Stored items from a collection
++++++++++

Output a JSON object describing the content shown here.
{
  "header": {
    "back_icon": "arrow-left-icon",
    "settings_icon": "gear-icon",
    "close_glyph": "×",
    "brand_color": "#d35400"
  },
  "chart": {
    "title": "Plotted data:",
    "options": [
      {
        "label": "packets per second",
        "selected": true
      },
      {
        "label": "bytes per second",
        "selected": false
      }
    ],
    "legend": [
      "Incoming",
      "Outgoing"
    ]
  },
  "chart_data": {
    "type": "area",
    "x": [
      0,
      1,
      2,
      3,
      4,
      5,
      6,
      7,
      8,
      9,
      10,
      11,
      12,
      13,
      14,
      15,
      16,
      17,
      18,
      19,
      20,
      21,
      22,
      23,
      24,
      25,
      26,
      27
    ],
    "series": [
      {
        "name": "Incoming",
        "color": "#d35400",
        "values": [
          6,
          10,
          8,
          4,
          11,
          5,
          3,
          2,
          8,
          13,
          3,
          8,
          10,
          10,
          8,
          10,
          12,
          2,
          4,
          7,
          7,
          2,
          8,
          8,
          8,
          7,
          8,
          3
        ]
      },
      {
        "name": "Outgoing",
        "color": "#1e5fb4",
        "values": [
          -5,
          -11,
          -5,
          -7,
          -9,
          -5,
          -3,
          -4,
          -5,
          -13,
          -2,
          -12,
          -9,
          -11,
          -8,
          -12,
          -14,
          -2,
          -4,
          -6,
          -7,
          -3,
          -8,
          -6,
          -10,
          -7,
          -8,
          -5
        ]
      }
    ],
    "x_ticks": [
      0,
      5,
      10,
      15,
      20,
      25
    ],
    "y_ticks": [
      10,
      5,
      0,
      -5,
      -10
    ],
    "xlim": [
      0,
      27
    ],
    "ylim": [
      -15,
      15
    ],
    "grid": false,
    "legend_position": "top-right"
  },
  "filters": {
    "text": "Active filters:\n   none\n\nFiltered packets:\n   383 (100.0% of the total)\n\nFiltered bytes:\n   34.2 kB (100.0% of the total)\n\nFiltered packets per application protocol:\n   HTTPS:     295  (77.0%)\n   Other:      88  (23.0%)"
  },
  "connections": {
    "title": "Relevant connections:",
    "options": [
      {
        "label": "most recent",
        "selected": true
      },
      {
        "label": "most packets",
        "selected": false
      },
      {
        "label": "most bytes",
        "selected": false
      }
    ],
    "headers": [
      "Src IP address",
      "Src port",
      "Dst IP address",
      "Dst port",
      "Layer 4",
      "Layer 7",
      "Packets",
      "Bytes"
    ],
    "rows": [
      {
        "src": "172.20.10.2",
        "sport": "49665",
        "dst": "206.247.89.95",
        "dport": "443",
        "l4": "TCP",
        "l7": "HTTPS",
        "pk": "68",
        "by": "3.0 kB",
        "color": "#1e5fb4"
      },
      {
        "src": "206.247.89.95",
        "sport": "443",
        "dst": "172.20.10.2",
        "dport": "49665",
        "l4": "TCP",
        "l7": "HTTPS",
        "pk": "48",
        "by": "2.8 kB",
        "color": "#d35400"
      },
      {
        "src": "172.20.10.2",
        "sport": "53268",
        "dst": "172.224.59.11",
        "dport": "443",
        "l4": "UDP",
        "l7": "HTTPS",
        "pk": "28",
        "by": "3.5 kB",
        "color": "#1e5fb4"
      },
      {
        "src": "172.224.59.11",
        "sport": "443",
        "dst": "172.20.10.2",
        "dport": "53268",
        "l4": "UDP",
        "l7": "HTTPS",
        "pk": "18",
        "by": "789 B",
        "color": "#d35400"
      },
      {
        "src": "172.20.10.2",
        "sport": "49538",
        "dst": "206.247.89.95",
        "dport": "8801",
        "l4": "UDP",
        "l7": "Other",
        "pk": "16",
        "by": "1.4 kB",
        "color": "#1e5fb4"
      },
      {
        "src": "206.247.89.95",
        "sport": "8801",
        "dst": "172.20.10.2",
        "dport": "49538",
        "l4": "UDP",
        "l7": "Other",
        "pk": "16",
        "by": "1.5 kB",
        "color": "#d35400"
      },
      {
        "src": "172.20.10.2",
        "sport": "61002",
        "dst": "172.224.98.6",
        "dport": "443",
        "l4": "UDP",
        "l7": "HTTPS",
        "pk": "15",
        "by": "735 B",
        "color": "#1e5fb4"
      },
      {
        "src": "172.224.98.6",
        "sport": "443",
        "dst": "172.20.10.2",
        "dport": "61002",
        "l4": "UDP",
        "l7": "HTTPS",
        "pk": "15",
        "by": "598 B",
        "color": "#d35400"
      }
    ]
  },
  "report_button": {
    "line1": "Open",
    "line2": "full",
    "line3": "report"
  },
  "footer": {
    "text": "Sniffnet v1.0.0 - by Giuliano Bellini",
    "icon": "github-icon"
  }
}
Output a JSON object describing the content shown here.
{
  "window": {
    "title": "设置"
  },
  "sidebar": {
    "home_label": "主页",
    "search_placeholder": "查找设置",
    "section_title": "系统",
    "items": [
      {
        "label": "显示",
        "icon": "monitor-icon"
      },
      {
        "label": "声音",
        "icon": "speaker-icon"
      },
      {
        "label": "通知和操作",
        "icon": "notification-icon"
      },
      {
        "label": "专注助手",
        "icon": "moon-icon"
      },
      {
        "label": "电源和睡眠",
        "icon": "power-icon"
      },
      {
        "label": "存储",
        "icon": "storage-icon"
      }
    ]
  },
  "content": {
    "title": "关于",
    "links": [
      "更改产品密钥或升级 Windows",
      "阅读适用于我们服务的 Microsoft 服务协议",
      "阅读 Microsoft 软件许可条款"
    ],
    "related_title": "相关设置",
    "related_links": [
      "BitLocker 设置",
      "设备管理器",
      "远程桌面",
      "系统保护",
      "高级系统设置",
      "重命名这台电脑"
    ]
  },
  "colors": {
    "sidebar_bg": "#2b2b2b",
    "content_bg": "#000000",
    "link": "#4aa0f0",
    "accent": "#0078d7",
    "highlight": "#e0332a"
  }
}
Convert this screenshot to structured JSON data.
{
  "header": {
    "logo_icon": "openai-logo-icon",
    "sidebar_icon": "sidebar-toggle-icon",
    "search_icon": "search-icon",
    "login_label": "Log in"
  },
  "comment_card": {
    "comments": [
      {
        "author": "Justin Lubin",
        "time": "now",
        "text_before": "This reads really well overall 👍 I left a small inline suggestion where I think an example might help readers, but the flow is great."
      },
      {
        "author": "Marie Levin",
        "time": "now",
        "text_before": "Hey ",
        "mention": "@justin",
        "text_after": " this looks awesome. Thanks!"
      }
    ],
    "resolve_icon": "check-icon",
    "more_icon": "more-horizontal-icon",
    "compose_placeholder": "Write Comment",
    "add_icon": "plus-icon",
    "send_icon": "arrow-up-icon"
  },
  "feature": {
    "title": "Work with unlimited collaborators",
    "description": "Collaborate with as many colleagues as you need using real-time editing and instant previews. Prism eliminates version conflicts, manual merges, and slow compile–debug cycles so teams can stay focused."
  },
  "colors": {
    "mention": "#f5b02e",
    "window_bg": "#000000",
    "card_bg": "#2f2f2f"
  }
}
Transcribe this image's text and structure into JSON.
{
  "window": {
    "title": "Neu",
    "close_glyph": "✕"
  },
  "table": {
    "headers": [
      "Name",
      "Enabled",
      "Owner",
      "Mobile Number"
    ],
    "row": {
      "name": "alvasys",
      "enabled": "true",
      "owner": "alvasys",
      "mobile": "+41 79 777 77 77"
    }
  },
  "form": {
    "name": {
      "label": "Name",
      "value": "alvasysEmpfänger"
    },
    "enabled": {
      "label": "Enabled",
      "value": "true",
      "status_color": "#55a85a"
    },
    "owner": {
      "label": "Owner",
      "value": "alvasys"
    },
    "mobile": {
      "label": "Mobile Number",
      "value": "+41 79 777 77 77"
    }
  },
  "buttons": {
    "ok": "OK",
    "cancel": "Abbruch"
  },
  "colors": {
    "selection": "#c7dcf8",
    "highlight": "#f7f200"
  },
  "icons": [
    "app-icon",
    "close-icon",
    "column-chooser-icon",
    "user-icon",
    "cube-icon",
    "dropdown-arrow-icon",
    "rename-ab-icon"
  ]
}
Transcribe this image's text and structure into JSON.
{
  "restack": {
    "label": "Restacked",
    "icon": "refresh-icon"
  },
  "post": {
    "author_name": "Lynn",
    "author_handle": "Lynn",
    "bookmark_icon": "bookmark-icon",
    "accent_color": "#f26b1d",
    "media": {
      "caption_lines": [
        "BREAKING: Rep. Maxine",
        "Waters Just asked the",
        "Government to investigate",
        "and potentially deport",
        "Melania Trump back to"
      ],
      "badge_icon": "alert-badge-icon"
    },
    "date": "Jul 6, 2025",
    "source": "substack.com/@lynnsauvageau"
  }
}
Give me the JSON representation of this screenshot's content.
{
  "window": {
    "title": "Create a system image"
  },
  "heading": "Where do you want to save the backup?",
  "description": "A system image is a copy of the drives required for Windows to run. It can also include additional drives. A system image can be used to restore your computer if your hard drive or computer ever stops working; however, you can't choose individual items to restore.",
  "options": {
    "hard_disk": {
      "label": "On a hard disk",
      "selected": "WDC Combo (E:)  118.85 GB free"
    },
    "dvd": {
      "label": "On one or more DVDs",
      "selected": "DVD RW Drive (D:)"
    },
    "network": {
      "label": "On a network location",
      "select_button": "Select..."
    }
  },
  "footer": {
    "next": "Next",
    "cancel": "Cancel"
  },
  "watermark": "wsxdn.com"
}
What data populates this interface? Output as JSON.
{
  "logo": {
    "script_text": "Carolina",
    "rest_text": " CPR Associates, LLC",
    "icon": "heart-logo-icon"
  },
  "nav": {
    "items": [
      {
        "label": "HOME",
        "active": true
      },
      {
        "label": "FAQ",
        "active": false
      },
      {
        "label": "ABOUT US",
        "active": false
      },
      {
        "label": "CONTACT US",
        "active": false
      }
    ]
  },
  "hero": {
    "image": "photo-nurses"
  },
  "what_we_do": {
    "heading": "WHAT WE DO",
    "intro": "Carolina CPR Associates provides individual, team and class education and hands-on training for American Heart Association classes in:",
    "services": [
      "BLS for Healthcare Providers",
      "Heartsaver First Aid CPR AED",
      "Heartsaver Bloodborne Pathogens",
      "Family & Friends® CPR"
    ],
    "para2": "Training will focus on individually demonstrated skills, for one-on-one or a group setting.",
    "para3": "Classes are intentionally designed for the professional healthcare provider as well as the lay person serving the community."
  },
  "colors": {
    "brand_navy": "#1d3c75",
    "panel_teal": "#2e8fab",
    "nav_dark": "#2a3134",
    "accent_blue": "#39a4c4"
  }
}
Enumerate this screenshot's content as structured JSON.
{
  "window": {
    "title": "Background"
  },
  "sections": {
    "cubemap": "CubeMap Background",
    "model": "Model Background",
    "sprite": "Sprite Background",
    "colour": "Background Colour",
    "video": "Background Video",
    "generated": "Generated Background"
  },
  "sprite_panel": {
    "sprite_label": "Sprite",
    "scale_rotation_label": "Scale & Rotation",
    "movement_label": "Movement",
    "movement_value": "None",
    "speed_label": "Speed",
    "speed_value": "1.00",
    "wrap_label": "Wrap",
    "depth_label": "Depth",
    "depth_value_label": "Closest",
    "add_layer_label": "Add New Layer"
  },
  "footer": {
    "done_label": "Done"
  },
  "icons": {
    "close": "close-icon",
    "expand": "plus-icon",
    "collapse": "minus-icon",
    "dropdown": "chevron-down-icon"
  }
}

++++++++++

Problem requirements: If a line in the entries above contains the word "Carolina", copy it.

Solution for this exercise:
    "script_text": "Carolina",
    "intro": "Carolina CPR Associates provides individual, team and class education and hands-on training for American Heart Association classes in:",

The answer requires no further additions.